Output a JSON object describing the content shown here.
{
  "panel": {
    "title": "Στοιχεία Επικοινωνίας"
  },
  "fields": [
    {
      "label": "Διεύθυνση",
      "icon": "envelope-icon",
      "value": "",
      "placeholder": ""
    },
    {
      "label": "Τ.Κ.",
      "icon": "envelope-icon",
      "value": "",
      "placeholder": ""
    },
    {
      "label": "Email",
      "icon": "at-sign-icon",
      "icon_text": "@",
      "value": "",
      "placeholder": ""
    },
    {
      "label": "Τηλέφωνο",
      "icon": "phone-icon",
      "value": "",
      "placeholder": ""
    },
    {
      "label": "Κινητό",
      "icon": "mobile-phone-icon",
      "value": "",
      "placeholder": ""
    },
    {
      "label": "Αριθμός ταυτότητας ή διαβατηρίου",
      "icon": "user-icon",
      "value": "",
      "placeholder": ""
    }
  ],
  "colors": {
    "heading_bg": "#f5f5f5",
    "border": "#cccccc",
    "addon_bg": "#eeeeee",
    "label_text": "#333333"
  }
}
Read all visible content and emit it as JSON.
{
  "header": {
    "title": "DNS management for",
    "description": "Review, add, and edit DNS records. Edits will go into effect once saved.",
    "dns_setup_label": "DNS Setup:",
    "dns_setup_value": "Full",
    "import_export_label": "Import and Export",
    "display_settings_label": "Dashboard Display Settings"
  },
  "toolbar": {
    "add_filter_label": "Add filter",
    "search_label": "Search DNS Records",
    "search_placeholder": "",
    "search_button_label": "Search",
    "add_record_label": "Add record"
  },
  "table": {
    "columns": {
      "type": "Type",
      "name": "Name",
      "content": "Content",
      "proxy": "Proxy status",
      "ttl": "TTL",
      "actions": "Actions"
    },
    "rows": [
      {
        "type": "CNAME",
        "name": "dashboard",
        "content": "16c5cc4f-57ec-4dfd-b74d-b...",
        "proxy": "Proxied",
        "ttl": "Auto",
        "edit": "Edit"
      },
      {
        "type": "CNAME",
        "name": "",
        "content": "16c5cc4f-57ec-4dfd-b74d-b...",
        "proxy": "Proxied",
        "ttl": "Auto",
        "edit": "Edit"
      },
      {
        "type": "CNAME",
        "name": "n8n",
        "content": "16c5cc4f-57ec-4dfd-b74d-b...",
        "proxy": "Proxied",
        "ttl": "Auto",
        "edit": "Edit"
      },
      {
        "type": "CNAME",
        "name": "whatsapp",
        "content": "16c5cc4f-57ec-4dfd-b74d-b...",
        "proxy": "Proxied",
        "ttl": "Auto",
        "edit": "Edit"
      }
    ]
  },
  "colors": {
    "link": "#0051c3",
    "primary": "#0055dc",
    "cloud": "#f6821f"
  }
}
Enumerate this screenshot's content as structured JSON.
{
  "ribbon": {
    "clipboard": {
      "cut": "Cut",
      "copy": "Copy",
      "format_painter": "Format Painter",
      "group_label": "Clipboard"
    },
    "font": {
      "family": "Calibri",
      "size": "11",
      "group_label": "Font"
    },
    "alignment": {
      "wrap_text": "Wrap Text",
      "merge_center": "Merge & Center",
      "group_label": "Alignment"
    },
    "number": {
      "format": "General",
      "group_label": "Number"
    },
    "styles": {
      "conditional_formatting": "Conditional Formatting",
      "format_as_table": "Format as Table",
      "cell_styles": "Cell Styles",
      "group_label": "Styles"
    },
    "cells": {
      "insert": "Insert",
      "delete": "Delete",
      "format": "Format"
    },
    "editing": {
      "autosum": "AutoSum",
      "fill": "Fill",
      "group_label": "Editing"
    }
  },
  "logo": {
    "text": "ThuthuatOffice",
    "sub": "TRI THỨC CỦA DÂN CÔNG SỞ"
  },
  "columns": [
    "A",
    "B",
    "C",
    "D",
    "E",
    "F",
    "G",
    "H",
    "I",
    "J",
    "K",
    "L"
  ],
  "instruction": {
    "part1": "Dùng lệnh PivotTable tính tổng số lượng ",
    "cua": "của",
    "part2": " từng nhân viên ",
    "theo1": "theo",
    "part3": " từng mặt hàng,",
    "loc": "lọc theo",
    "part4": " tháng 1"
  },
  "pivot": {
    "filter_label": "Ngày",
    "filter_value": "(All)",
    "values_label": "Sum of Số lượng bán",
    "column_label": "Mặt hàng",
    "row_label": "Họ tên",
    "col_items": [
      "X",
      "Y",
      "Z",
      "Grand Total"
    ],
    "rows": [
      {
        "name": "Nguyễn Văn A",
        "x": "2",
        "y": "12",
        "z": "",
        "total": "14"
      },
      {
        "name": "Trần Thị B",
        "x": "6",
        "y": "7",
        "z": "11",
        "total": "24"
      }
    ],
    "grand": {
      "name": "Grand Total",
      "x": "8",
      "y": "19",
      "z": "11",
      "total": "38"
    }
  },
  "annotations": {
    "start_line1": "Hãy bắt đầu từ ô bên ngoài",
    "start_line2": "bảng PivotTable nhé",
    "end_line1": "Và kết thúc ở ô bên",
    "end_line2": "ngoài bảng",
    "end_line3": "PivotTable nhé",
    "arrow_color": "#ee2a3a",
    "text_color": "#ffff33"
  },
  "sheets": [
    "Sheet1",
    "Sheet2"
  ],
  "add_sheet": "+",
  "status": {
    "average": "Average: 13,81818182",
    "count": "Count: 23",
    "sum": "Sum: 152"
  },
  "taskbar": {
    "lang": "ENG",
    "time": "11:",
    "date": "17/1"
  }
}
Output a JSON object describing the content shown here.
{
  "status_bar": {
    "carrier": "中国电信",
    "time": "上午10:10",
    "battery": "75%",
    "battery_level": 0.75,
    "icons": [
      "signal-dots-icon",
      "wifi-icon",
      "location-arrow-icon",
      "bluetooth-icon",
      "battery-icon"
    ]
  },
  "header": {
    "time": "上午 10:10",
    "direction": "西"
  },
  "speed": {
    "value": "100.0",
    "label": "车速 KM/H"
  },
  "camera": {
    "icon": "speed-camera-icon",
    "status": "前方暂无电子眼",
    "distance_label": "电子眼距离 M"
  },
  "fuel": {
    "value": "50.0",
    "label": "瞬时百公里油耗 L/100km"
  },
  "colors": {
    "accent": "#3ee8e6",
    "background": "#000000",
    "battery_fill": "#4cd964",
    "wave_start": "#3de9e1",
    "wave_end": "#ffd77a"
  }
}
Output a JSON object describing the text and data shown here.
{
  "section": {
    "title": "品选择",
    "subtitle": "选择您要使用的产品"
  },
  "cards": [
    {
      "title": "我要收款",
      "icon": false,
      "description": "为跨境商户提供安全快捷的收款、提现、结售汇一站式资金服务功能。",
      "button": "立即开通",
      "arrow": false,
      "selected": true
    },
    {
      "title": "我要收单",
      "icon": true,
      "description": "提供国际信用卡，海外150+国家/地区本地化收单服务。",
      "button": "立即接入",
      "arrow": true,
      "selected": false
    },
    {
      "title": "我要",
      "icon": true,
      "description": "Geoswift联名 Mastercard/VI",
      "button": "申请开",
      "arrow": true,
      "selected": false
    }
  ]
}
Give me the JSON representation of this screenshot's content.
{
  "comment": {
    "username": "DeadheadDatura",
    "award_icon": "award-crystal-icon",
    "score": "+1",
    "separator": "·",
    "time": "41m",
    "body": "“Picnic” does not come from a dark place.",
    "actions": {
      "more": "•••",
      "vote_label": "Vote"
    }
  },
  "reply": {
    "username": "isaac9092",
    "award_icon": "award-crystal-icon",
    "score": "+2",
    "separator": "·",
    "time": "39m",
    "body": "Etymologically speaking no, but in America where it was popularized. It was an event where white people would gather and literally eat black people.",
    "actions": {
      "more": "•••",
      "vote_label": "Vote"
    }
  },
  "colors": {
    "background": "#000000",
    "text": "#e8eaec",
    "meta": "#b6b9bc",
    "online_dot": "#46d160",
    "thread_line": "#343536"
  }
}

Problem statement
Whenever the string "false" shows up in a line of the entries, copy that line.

Result of this task
      "icon": false,
      "arrow": false,
      "selected": false
      "selected": false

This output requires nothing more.